● What the exercise asks
Write out the full set of records exactly. Any pictures in them do not belong in the copy.

(Excerpts from a dataset)
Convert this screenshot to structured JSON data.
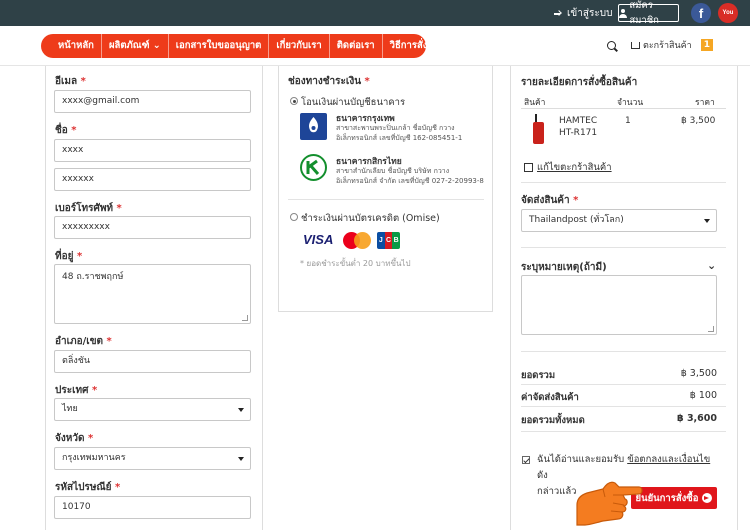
{
  "topbar": {
    "login_label": "เข้าสู่ระบบ",
    "register_label": "สมัครสมาชิก",
    "facebook": "f",
    "youtube": "You"
  },
  "nav": {
    "items": [
      "หน้าหลัก",
      "ผลิตภัณฑ์",
      "เอกสารใบขออนุญาต",
      "เกี่ยวกับเรา",
      "ติดต่อเรา",
      "วิธีการสั่งซื้อ"
    ],
    "cart_label": "ตะกร้าสินค้า",
    "cart_count": "1",
    "accent": "#ee3b1a"
  },
  "form": {
    "email_label": "อีเมล",
    "email_value": "xxxx@gmail.com",
    "name_label": "ชื่อ",
    "first_name": "xxxx",
    "last_name": "xxxxxx",
    "phone_label": "เบอร์โทรศัพท์",
    "phone_value": "xxxxxxxxx",
    "address_label": "ที่อยู่",
    "address_value": "48 ถ.ราชพฤกษ์",
    "district_label": "อำเภอ/เขต",
    "district_value": "ตลิ่งชัน",
    "country_label": "ประเทศ",
    "country_value": "ไทย",
    "province_label": "จังหวัด",
    "province_value": "กรุงเทพมหานคร",
    "postcode_label": "รหัสไปรษณีย์",
    "postcode_value": "10170",
    "required_mark": "*"
  },
  "payment": {
    "title": "ช่องทางชำระเงิน",
    "transfer_label": "โอนเงินผ่านบัญชีธนาคาร",
    "banks": [
      {
        "name": "ธนาคารกรุงเทพ",
        "line1": "สาขาสะพานพระปิ่นเกล้า ชื่อบัญชี กวาง",
        "line2": "อิเล็กทรอนิกส์ เลขที่บัญชี 162-085451-1"
      },
      {
        "name": "ธนาคารกสิกรไทย",
        "line1": "สาขาสำนักเลียบ ชื่อบัญชี บริษัท กวาง",
        "line2": "อิเล็กทรอนิกส์ จำกัด เลขที่บัญชี 027-2-20993-8"
      }
    ],
    "card_label": "ชำระเงินผ่านบัตรเครดิต (Omise)",
    "visa": "VISA",
    "jcb": [
      "J",
      "C",
      "B"
    ],
    "note": "* ยอดชำระขั้นต่ำ 20 บาทขึ้นไป"
  },
  "order": {
    "title": "รายละเอียดการสั่งซื้อสินค้า",
    "col_product": "สินค้า",
    "col_qty": "จำนวน",
    "col_price": "ราคา",
    "item_name_1": "HAMTEC",
    "item_name_2": "HT-R171",
    "item_qty": "1",
    "item_price": "฿ 3,500",
    "edit_cart": "แก้ไขตะกร้าสินค้า",
    "shipping_label": "จัดส่งสินค้า",
    "shipping_value": "Thailandpost (ทั่วโลก)",
    "remark_label": "ระบุหมายเหตุ(ถ้ามี)",
    "subtotal_label": "ยอดรวม",
    "subtotal_value": "฿ 3,500",
    "shipping_cost_label": "ค่าจัดส่งสินค้า",
    "shipping_cost_value": "฿ 100",
    "total_label": "ยอดรวมทั้งหมด",
    "total_value": "฿ 3,600",
    "agree_text": "ฉันได้อ่านและยอมรับ",
    "agree_link": "ข้อตกลงและเงื่อนไข",
    "agree_tail_1": "ดัง",
    "agree_tail_2": "กล่าวแล้ว",
    "confirm_label": "ยืนยันการสั่งซื้อ"
  }
}
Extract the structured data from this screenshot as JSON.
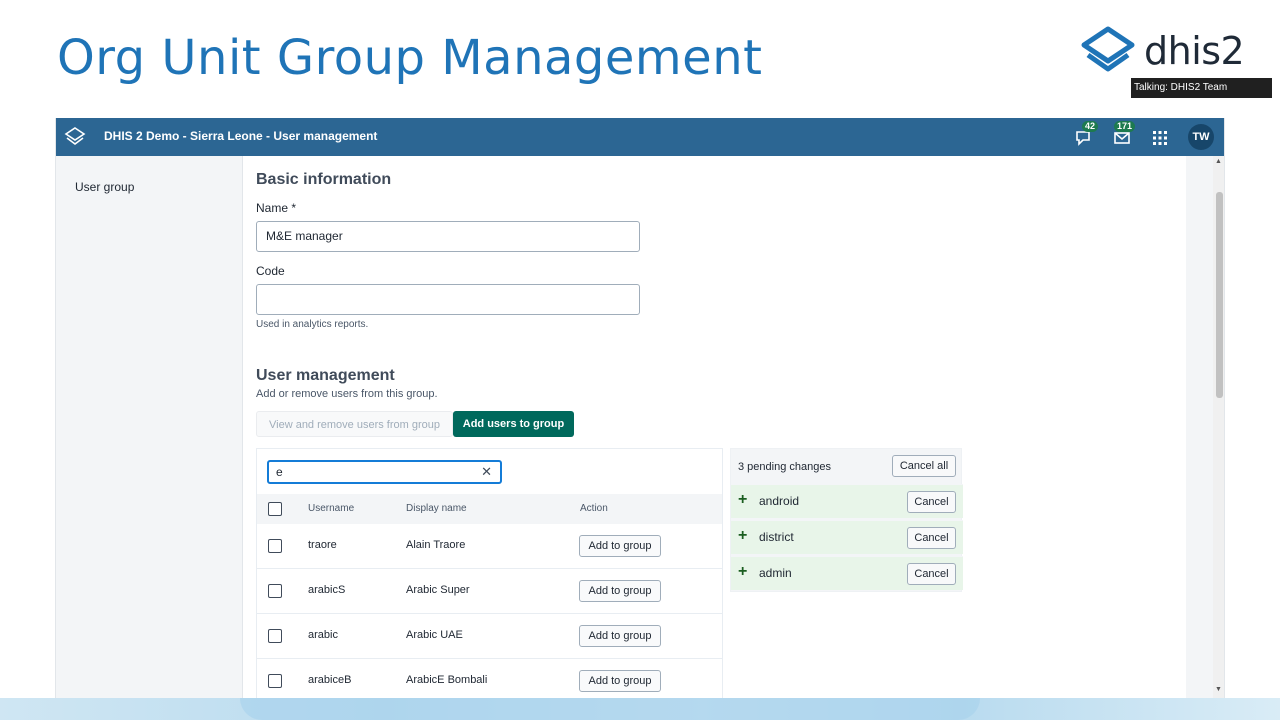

● Answer below
Convert this screenshot to structured JSON data.
{
  "topbar": {
    "login_label": "เข้าสู่ระบบ",
    "register_label": "สมัครสมาชิก",
    "facebook": "f",
    "youtube": "You"
  },
  "nav": {
    "items": [
      "หน้าหลัก",
      "ผลิตภัณฑ์",
      "เอกสารใบขออนุญาต",
      "เกี่ยวกับเรา",
      "ติดต่อเรา",
      "วิธีการสั่งซื้อ"
    ],
    "cart_label": "ตะกร้าสินค้า",
    "cart_count": "1",
    "accent": "#ee3b1a"
  },
  "form": {
    "email_label": "อีเมล",
    "email_value": "xxxx@gmail.com",
    "name_label": "ชื่อ",
    "first_name": "xxxx",
    "last_name": "xxxxxx",
    "phone_label": "เบอร์โทรศัพท์",
    "phone_value": "xxxxxxxxx",
    "address_label": "ที่อยู่",
    "address_value": "48 ถ.ราชพฤกษ์",
    "district_label": "อำเภอ/เขต",
    "district_value": "ตลิ่งชัน",
    "country_label": "ประเทศ",
    "country_value": "ไทย",
    "province_label": "จังหวัด",
    "province_value": "กรุงเทพมหานคร",
    "postcode_label": "รหัสไปรษณีย์",
    "postcode_value": "10170",
    "required_mark": "*"
  },
  "payment": {
    "title": "ช่องทางชำระเงิน",
    "transfer_label": "โอนเงินผ่านบัญชีธนาคาร",
    "banks": [
      {
        "name": "ธนาคารกรุงเทพ",
        "line1": "สาขาสะพานพระปิ่นเกล้า ชื่อบัญชี กวาง",
        "line2": "อิเล็กทรอนิกส์ เลขที่บัญชี 162-085451-1"
      },
      {
        "name": "ธนาคารกสิกรไทย",
        "line1": "สาขาสำนักเลียบ ชื่อบัญชี บริษัท กวาง",
        "line2": "อิเล็กทรอนิกส์ จำกัด เลขที่บัญชี 027-2-20993-8"
      }
    ],
    "card_label": "ชำระเงินผ่านบัตรเครดิต (Omise)",
    "visa": "VISA",
    "jcb": [
      "J",
      "C",
      "B"
    ],
    "note": "* ยอดชำระขั้นต่ำ 20 บาทขึ้นไป"
  },
  "order": {
    "title": "รายละเอียดการสั่งซื้อสินค้า",
    "col_product": "สินค้า",
    "col_qty": "จำนวน",
    "col_price": "ราคา",
    "item_name_1": "HAMTEC",
    "item_name_2": "HT-R171",
    "item_qty": "1",
    "item_price": "฿ 3,500",
    "edit_cart": "แก้ไขตะกร้าสินค้า",
    "shipping_label": "จัดส่งสินค้า",
    "shipping_value": "Thailandpost (ทั่วโลก)",
    "remark_label": "ระบุหมายเหตุ(ถ้ามี)",
    "subtotal_label": "ยอดรวม",
    "subtotal_value": "฿ 3,500",
    "shipping_cost_label": "ค่าจัดส่งสินค้า",
    "shipping_cost_value": "฿ 100",
    "total_label": "ยอดรวมทั้งหมด",
    "total_value": "฿ 3,600",
    "agree_text": "ฉันได้อ่านและยอมรับ",
    "agree_link": "ข้อตกลงและเงื่อนไข",
    "agree_tail_1": "ดัง",
    "agree_tail_2": "กล่าวแล้ว",
    "confirm_label": "ยืนยันการสั่งซื้อ"
  }
}
Extract the structured data from this screenshot as JSON.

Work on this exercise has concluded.